To ensure the most inclusive event possible, grass root organizations, institutions, women, youth groups and non-governmental organizations (NGOs) are helping to bring people to the technology who might otherwise not have access or opportunity to share their experiences and ideas with others around the world. To name just a few examples, the Habitat JAM is teaming with the:
In hosting and providing the technology for the JAM, IBM is enabling this innovative democratic process where, without hierarchy, people from all walks of life have the opportunity to come together to present and evaluate ideas on how to solve a focused set of issues or problems. "IBM has used JAMs internally to enable employees in over 75 countries to collaborate in real time on the company's values and then to develop pragmatic solutions and best practices around growth and innovation," said Irving Wladawsky-Berger, Vice President of Technical Strategy and Innovation, IBM. "JAMs enable a kind of mass collaboration and problem-solving that has simply never before been possible on a global scale.
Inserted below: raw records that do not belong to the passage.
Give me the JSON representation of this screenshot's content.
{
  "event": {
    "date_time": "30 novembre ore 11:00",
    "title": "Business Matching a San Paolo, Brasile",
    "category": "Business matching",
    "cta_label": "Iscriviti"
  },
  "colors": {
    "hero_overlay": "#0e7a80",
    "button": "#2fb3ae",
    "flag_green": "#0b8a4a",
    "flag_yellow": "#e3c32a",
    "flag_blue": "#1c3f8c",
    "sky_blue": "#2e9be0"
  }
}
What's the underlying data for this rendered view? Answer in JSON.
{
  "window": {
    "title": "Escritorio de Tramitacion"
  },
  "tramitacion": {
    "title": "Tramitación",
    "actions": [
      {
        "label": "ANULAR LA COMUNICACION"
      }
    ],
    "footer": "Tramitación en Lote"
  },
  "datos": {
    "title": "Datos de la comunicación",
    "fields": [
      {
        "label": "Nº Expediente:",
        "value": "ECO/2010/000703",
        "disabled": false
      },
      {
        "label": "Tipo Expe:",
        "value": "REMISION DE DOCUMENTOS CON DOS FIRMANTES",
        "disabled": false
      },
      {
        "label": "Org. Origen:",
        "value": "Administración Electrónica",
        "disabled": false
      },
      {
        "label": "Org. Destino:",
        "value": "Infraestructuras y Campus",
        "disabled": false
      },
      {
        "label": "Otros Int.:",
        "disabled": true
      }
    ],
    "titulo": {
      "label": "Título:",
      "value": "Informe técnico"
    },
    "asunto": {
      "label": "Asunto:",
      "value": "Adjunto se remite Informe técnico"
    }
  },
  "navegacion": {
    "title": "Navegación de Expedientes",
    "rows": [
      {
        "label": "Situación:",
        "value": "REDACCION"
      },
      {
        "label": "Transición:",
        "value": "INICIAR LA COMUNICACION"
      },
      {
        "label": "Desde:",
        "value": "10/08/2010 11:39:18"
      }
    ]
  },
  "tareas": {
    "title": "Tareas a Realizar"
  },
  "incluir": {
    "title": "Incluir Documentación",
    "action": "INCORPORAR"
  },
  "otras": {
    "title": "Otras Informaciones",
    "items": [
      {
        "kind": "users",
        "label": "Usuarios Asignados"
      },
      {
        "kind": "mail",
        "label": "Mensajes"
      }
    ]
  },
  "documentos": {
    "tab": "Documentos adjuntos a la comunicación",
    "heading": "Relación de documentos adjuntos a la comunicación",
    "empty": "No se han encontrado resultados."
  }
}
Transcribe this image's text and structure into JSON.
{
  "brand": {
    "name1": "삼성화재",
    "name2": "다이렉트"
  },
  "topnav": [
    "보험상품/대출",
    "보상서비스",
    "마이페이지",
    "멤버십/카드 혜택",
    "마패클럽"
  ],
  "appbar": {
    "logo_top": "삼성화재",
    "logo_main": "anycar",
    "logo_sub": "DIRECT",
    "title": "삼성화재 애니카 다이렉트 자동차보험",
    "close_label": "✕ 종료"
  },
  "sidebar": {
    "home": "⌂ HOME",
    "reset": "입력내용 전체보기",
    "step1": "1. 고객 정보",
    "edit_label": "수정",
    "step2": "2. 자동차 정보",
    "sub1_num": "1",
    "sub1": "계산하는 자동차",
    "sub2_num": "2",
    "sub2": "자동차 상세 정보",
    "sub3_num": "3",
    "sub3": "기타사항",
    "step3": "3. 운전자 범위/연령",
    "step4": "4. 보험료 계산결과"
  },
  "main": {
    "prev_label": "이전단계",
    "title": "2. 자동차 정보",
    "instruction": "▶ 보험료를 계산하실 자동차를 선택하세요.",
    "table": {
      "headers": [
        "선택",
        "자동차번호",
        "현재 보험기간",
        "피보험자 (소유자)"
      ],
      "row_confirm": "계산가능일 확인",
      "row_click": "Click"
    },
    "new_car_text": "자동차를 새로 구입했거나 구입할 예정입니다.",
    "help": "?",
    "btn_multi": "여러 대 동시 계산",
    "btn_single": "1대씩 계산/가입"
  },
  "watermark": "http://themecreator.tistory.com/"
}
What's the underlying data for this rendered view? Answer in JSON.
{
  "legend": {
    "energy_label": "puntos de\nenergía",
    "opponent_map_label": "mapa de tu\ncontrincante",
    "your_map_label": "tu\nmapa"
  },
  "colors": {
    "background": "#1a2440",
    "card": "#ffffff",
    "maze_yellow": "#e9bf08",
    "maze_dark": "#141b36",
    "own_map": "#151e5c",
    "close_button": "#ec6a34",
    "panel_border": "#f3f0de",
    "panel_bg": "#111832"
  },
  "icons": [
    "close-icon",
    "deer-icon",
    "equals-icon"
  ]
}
This is innovation that matters for the world."
- World Bank Institute to offer access to many of their satellite-based Global Development Learning Network (GDLN) to enable people living in regions with inadequate or no Internet access to participate in the Habitat JAM.
- Huairou Commission and GROOTS Canada to bring the voice of non-English speaking women into the Habitat JAM.
- World Urban Forum and Youth Organizing Committee (WUFY) who will hold over a dozen World Urban Cafe JAM Sessions to engage communities in slums and impoverished human settlements in Asia, Africa, India and Latin America.